Business Express is an online portal that covers the latest developments in the world of business and finance. From startups and entrepreneurship to mergers and acquisitions, Business Express provides reporting on the stories that matter most to business leaders and decision-makers.The website publishes news, press releases, opinion and advertorials on various financial organizations, products and services which are commissioned from various Companies, Organizations, PR agencies, Bloggers etc. These commissioned articles are commercial in nature. This is not to be considered as financial advice and should be considered only for information purposes. It does not reflect the views or opinion of our website and is not to be considered an endorsement or a recommendation. We cannot guarantee the accuracy or applicability of any information provided with respect to your individual or personal circumstances. Please seek Professional advice from a qualified professional before making any financial decisions. We link to various third-party websites, affiliate sales networks, and to our advertising partners websites. When you view or click on certain links available on our articles, our partners may compensate us for displaying the content to you or make a purchase or fill a form. This will not incur any additional charges to you. To make things simpler for you to identity or distinguish advertised or sponsored articles or links, you may consider all articles or links hosted on our site as a commercial article placement. We will not be responsible for any loss you may suffer as a result of any omission or inaccuracy on the website.
2024 02 07T155144Z 1 LYNXMPEK160O8 RTROPTP 4 BOEING 737 MAX DAE 1 - Business Express
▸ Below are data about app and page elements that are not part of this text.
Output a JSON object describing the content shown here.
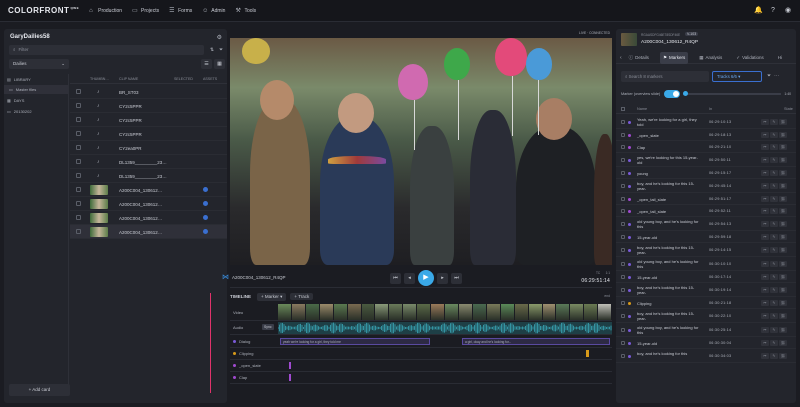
{
  "app": {
    "logo": "COLORFRONT",
    "logo_sup": "QWE"
  },
  "nav": [
    {
      "label": "Production",
      "icon": "home-icon"
    },
    {
      "label": "Projects",
      "icon": "folder-icon"
    },
    {
      "label": "Forms",
      "icon": "list-icon"
    },
    {
      "label": "Admin",
      "icon": "user-icon"
    },
    {
      "label": "Tools",
      "icon": "wrench-icon"
    }
  ],
  "left": {
    "title": "GaryDailies58",
    "filter_placeholder": "Filter",
    "dropdown": "Dailies",
    "tree": [
      "LIBRARY",
      "Master files",
      "DAYS",
      "20130202"
    ],
    "columns": [
      "THUMBN…",
      "CLIP NAME",
      "SELECTED",
      "ASSETS"
    ],
    "rows": [
      {
        "name": "BR_ST03",
        "type": "audio"
      },
      {
        "name": "CY2c5PPR",
        "type": "audio"
      },
      {
        "name": "CY2c5PPR",
        "type": "audio"
      },
      {
        "name": "CY2c5PPR",
        "type": "audio"
      },
      {
        "name": "CY2ea0PR",
        "type": "audio"
      },
      {
        "name": "DL1359_________23…",
        "type": "audio"
      },
      {
        "name": "DL1359_________23…",
        "type": "audio"
      },
      {
        "name": "A200C004_130612…",
        "type": "video"
      },
      {
        "name": "A200C004_130612…",
        "type": "video"
      },
      {
        "name": "A200C004_130612…",
        "type": "video"
      },
      {
        "name": "A200C004_130612…",
        "type": "video"
      }
    ],
    "add_card": "+ Add card"
  },
  "viewer": {
    "badge": "LIVE · CONNECTED"
  },
  "transport": {
    "clip": "A200C004_130612_R4QP",
    "tc_label": "TC",
    "timecode": "06:29:51:14",
    "ratio_label": "1:1"
  },
  "timeline": {
    "label": "TIMELINE",
    "marker_btn": "+ Marker ▾",
    "track_btn": "+ Track",
    "ruler_end": "end",
    "tracks": [
      {
        "name": "Video"
      },
      {
        "name": "Audio",
        "badge": "Sync"
      },
      {
        "name": "Dialog",
        "text1": "yeah we're looking for a girl, they told me",
        "text2": "a girl, okay and he's looking for...",
        "color": "#7a5ad8"
      },
      {
        "name": "Clipping",
        "color": "#d89a1a"
      },
      {
        "name": "_open_slate",
        "color": "#a04ad0"
      },
      {
        "name": "Clap",
        "color": "#a04ad0"
      }
    ]
  },
  "right": {
    "sub": "RGAASDFG46E78SDF46E",
    "badge": "V-103",
    "title": "A200C004_130612_R4QP",
    "tabs": [
      "Details",
      "Markers",
      "Analysis",
      "Validations",
      "Hi"
    ],
    "search_placeholder": "Search 8 markers",
    "tracks_btn": "Tracks 6/6 ▾",
    "marker_toggle_label": "Marker (overview slide)",
    "ratio": "1:40",
    "columns": [
      "Name",
      "In",
      "State"
    ],
    "markers": [
      {
        "name": "Yeah, we're looking for a girl, they told",
        "in": "06:29:10:13",
        "color": "#7a5ad8",
        "lines": 2
      },
      {
        "name": "_open_slate",
        "in": "06:29:18:13",
        "color": "#a04ad0",
        "lines": 1
      },
      {
        "name": "Clap",
        "in": "06:29:21:10",
        "color": "#a04ad0",
        "lines": 1
      },
      {
        "name": "yes, we're looking for this 15-year-old",
        "in": "06:29:50:11",
        "color": "#7a5ad8",
        "lines": 2
      },
      {
        "name": "young",
        "in": "06:29:15:17",
        "color": "#7a5ad8",
        "lines": 1
      },
      {
        "name": "boy, and he's looking for this 15-year-",
        "in": "06:29:45:14",
        "color": "#7a5ad8",
        "lines": 2
      },
      {
        "name": "_open_tail_slate",
        "in": "06:29:51:17",
        "color": "#a04ad0",
        "lines": 1
      },
      {
        "name": "_open_tail_slate",
        "in": "06:29:52:11",
        "color": "#a04ad0",
        "lines": 1
      },
      {
        "name": "old young boy, and he's looking for this",
        "in": "06:29:54:13",
        "color": "#7a5ad8",
        "lines": 2
      },
      {
        "name": "15-year-old",
        "in": "06:29:59:18",
        "color": "#7a5ad8",
        "lines": 1
      },
      {
        "name": "boy, and he's looking for this 15-year-",
        "in": "06:29:14:15",
        "color": "#7a5ad8",
        "lines": 2
      },
      {
        "name": "old young boy, and he's looking for this",
        "in": "06:30:10:10",
        "color": "#7a5ad8",
        "lines": 2
      },
      {
        "name": "15-year-old",
        "in": "06:30:17:14",
        "color": "#7a5ad8",
        "lines": 1
      },
      {
        "name": "boy, and he's looking for this 15-year-",
        "in": "06:30:19:14",
        "color": "#7a5ad8",
        "lines": 2
      },
      {
        "name": "Clipping",
        "in": "06:30:21:18",
        "color": "#d89a1a",
        "lines": 1
      },
      {
        "name": "boy, and he's looking for this 15-year-",
        "in": "06:30:22:10",
        "color": "#7a5ad8",
        "lines": 2
      },
      {
        "name": "old young boy, and he's looking for this",
        "in": "06:30:25:14",
        "color": "#7a5ad8",
        "lines": 2
      },
      {
        "name": "15-year-old",
        "in": "06:30:30:04",
        "color": "#7a5ad8",
        "lines": 1
      },
      {
        "name": "boy, and he's looking for this",
        "in": "06:30:34:03",
        "color": "#7a5ad8",
        "lines": 2
      }
    ]
  }
}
Aircraft lessor DAE expects further Boeing delays

Aircraft lessor DAE expects further Boeing delays

(Reuters) – A production cap and recent incidents with Boeing’s 737 MAX aircraft will “undoubtedly” impede the planemaker’s ability to catch up on already delayed delivery commitments, lessor Dubai Aerospace Enterprise (DAE) Capital said on Wednesday.

The Federal Aviation Administration (FAA) has ordered Boeing to cap 737 production at the current rate of 38 jets a month for an undefined period while it addresses quality lapses, deferring the increases needed to meet rising demand for new jets.

Boeing has been under fire from regulators and airlines since the Jan. 5 blowout of a door plug on a 737 MAX 9.

“To be candid we’re not sure that Boeing can deliver on their current contractual commitments because I’m not sure that they control their destiny right now in the way that they would like to,” DAE CEO Firoz Tarapore said on an analyst call, adding the aircraft lessor had already been impacted by delays.

“Now, despite this noise, we are confident that Boeing will right the ship in a way that provides the assurance to both our airline customers and us, the leasing customers, that we are indeed buying a quality product from a quality organisation.”

A spokesperson for Boeing did not immediately respond to a request for comment.

Don't miss out on any breaking news or insightful opinions!
Subscribe to our free newsletter and stay updated on the go!

By submitting this form, you are consenting to receive marketing emails from: Global Banking & Finance Review. You can revoke your consent to receive emails at any time by using the SafeUnsubscribe® link, found at the bottom of every email.

DAE, one of the world’s top 10 lessors with a 500-strong fleet of owned, managed or ordered aircraft, agreed to buy 64 Boeing 737 MAX jets last August that were scheduled for delivery between 2023 and 2026.

DAE reported a $351 million full year profit on Wednesday that included a $118 million insurance claim settlement for seven aircraft previously leased to Aeroflot and stranded in Russia following Western sanctions imposed on Russia over its invasion of Ukraine.

DAE wrote off $577 million in 2022 for its 19 aircraft stuck in Russia. Asked if it could receive additional proceeds on the other 12 aircraft, Tarapore said DAE was seeking the appropriate approvals needed to come to a potential commercial agreement.

“Based on what we have seen so far predicting what will happen is a very dangerous game … We’re trying and we’re hoping for an outcome that works for everybody within the construct of all the approvals that we need to obtain,” he said.


(Reporting by Padraic Halpin in Dublin; Editing by Kirsten Donovan and David Evans)

Recent Post: